*EXERCISE PROMPT*.
Print the entries exactly as given.

*SOURCE MATERIAL*.
####

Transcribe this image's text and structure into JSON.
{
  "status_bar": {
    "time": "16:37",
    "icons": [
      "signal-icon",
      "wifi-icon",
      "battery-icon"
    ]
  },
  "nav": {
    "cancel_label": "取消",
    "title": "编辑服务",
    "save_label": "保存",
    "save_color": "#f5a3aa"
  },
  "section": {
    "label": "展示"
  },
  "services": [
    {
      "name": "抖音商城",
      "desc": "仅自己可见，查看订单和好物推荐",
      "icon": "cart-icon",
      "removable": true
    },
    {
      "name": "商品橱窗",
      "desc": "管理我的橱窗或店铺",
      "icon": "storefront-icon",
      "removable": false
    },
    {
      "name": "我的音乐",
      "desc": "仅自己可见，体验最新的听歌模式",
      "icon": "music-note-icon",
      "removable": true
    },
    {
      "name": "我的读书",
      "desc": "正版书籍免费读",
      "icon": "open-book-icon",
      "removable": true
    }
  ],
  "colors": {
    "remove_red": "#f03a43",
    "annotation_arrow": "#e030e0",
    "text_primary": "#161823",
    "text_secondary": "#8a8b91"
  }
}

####

*EXERCISE OUTPUT*.
Transcribe this image's text and structure into JSON.
{
  "status_bar": {
    "time": "16:37",
    "icons": [
      "signal-icon",
      "wifi-icon",
      "battery-icon"
    ]
  },
  "nav": {
    "cancel_label": "取消",
    "title": "编辑服务",
    "save_label": "保存",
    "save_color": "#f5a3aa"
  },
  "section": {
    "label": "展示"
  },
  "services": [
    {
      "name": "抖音商城",
      "desc": "仅自己可见，查看订单和好物推荐",
      "icon": "cart-icon",
      "removable": true
    },
    {
      "name": "商品橱窗",
      "desc": "管理我的橱窗或店铺",
      "icon": "storefront-icon",
      "removable": false
    },
    {
      "name": "我的音乐",
      "desc": "仅自己可见，体验最新的听歌模式",
      "icon": "music-note-icon",
      "removable": true
    },
    {
      "name": "我的读书",
      "desc": "正版书籍免费读",
      "icon": "open-book-icon",
      "removable": true
    }
  ],
  "colors": {
    "remove_red": "#f03a43",
    "annotation_arrow": "#e030e0",
    "text_primary": "#161823",
    "text_secondary": "#8a8b91"
  }
}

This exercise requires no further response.